(Collected data entries)
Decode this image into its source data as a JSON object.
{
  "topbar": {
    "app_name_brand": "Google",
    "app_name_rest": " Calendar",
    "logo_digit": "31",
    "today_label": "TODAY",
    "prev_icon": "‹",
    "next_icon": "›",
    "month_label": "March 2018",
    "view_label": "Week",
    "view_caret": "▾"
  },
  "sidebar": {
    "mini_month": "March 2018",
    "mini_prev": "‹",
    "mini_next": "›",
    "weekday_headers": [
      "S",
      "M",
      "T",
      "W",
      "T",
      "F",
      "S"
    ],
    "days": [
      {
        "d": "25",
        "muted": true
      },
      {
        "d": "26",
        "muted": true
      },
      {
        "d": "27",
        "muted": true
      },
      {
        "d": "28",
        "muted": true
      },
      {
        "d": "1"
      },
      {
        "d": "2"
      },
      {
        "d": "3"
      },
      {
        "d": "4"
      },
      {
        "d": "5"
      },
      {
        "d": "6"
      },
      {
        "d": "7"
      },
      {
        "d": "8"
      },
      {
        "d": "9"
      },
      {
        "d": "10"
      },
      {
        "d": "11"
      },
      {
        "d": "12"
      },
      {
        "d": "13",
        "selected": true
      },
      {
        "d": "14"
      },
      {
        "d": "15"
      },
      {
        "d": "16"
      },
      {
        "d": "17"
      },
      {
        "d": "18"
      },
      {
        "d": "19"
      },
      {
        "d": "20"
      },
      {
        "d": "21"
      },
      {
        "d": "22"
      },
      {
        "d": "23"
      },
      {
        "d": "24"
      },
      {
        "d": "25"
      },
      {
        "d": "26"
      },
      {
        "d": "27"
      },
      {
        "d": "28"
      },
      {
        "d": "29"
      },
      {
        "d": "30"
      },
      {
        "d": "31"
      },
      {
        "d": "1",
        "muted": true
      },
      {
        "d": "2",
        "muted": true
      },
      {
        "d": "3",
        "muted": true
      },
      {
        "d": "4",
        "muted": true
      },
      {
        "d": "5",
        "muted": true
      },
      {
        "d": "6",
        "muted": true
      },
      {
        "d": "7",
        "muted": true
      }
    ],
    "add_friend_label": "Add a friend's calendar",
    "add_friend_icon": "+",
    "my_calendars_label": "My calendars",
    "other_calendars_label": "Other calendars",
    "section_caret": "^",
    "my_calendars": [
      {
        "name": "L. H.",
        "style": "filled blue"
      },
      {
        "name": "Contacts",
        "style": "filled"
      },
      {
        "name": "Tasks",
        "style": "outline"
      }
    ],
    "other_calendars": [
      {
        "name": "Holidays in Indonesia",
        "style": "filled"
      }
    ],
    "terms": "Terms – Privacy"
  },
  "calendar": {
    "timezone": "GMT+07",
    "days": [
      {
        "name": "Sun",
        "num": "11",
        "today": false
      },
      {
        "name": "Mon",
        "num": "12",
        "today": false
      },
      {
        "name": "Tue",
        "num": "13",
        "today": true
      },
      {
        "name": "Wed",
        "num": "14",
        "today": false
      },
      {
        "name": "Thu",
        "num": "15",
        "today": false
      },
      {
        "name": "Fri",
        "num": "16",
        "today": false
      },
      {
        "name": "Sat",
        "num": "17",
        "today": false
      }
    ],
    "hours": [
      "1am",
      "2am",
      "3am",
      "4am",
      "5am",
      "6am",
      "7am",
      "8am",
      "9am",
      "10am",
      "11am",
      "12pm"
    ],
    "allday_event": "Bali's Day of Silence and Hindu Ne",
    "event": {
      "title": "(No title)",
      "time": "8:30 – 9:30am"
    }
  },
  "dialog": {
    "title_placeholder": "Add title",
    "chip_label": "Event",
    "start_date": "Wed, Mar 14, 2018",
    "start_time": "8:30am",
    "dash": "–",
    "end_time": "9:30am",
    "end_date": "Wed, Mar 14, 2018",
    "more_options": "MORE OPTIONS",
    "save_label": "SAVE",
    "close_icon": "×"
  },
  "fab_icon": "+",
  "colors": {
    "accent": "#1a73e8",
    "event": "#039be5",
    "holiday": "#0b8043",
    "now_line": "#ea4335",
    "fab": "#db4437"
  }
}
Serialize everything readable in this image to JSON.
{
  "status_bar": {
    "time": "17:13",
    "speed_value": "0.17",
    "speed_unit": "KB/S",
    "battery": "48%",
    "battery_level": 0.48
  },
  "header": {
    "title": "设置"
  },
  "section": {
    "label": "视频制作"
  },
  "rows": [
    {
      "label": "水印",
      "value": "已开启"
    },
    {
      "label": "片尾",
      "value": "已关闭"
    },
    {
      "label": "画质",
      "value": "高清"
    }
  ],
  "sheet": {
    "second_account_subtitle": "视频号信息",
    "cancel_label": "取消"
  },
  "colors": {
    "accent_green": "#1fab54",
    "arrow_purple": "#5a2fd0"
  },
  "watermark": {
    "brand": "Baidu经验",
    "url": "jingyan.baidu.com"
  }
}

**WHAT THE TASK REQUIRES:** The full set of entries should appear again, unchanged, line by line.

**WRITTEN RESPONSE:**
Decode this image into its source data as a JSON object.
{
  "topbar": {
    "app_name_brand": "Google",
    "app_name_rest": " Calendar",
    "logo_digit": "31",
    "today_label": "TODAY",
    "prev_icon": "‹",
    "next_icon": "›",
    "month_label": "March 2018",
    "view_label": "Week",
    "view_caret": "▾"
  },
  "sidebar": {
    "mini_month": "March 2018",
    "mini_prev": "‹",
    "mini_next": "›",
    "weekday_headers": [
      "S",
      "M",
      "T",
      "W",
      "T",
      "F",
      "S"
    ],
    "days": [
      {
        "d": "25",
        "muted": true
      },
      {
        "d": "26",
        "muted": true
      },
      {
        "d": "27",
        "muted": true
      },
      {
        "d": "28",
        "muted": true
      },
      {
        "d": "1"
      },
      {
        "d": "2"
      },
      {
        "d": "3"
      },
      {
        "d": "4"
      },
      {
        "d": "5"
      },
      {
        "d": "6"
      },
      {
        "d": "7"
      },
      {
        "d": "8"
      },
      {
        "d": "9"
      },
      {
        "d": "10"
      },
      {
        "d": "11"
      },
      {
        "d": "12"
      },
      {
        "d": "13",
        "selected": true
      },
      {
        "d": "14"
      },
      {
        "d": "15"
      },
      {
        "d": "16"
      },
      {
        "d": "17"
      },
      {
        "d": "18"
      },
      {
        "d": "19"
      },
      {
        "d": "20"
      },
      {
        "d": "21"
      },
      {
        "d": "22"
      },
      {
        "d": "23"
      },
      {
        "d": "24"
      },
      {
        "d": "25"
      },
      {
        "d": "26"
      },
      {
        "d": "27"
      },
      {
        "d": "28"
      },
      {
        "d": "29"
      },
      {
        "d": "30"
      },
      {
        "d": "31"
      },
      {
        "d": "1",
        "muted": true
      },
      {
        "d": "2",
        "muted": true
      },
      {
        "d": "3",
        "muted": true
      },
      {
        "d": "4",
        "muted": true
      },
      {
        "d": "5",
        "muted": true
      },
      {
        "d": "6",
        "muted": true
      },
      {
        "d": "7",
        "muted": true
      }
    ],
    "add_friend_label": "Add a friend's calendar",
    "add_friend_icon": "+",
    "my_calendars_label": "My calendars",
    "other_calendars_label": "Other calendars",
    "section_caret": "^",
    "my_calendars": [
      {
        "name": "L. H.",
        "style": "filled blue"
      },
      {
        "name": "Contacts",
        "style": "filled"
      },
      {
        "name": "Tasks",
        "style": "outline"
      }
    ],
    "other_calendars": [
      {
        "name": "Holidays in Indonesia",
        "style": "filled"
      }
    ],
    "terms": "Terms – Privacy"
  },
  "calendar": {
    "timezone": "GMT+07",
    "days": [
      {
        "name": "Sun",
        "num": "11",
        "today": false
      },
      {
        "name": "Mon",
        "num": "12",
        "today": false
      },
      {
        "name": "Tue",
        "num": "13",
        "today": true
      },
      {
        "name": "Wed",
        "num": "14",
        "today": false
      },
      {
        "name": "Thu",
        "num": "15",
        "today": false
      },
      {
        "name": "Fri",
        "num": "16",
        "today": false
      },
      {
        "name": "Sat",
        "num": "17",
        "today": false
      }
    ],
    "hours": [
      "1am",
      "2am",
      "3am",
      "4am",
      "5am",
      "6am",
      "7am",
      "8am",
      "9am",
      "10am",
      "11am",
      "12pm"
    ],
    "allday_event": "Bali's Day of Silence and Hindu Ne",
    "event": {
      "title": "(No title)",
      "time": "8:30 – 9:30am"
    }
  },
  "dialog": {
    "title_placeholder": "Add title",
    "chip_label": "Event",
    "start_date": "Wed, Mar 14, 2018",
    "start_time": "8:30am",
    "dash": "–",
    "end_time": "9:30am",
    "end_date": "Wed, Mar 14, 2018",
    "more_options": "MORE OPTIONS",
    "save_label": "SAVE",
    "close_icon": "×"
  },
  "fab_icon": "+",
  "colors": {
    "accent": "#1a73e8",
    "event": "#039be5",
    "holiday": "#0b8043",
    "now_line": "#ea4335",
    "fab": "#db4437"
  }
}
Serialize everything readable in this image to JSON.
{
  "status_bar": {
    "time": "17:13",
    "speed_value": "0.17",
    "speed_unit": "KB/S",
    "battery": "48%",
    "battery_level": 0.48
  },
  "header": {
    "title": "设置"
  },
  "section": {
    "label": "视频制作"
  },
  "rows": [
    {
      "label": "水印",
      "value": "已开启"
    },
    {
      "label": "片尾",
      "value": "已关闭"
    },
    {
      "label": "画质",
      "value": "高清"
    }
  ],
  "sheet": {
    "second_account_subtitle": "视频号信息",
    "cancel_label": "取消"
  },
  "colors": {
    "accent_green": "#1fab54",
    "arrow_purple": "#5a2fd0"
  },
  "watermark": {
    "brand": "Baidu经验",
    "url": "jingyan.baidu.com"
  }
}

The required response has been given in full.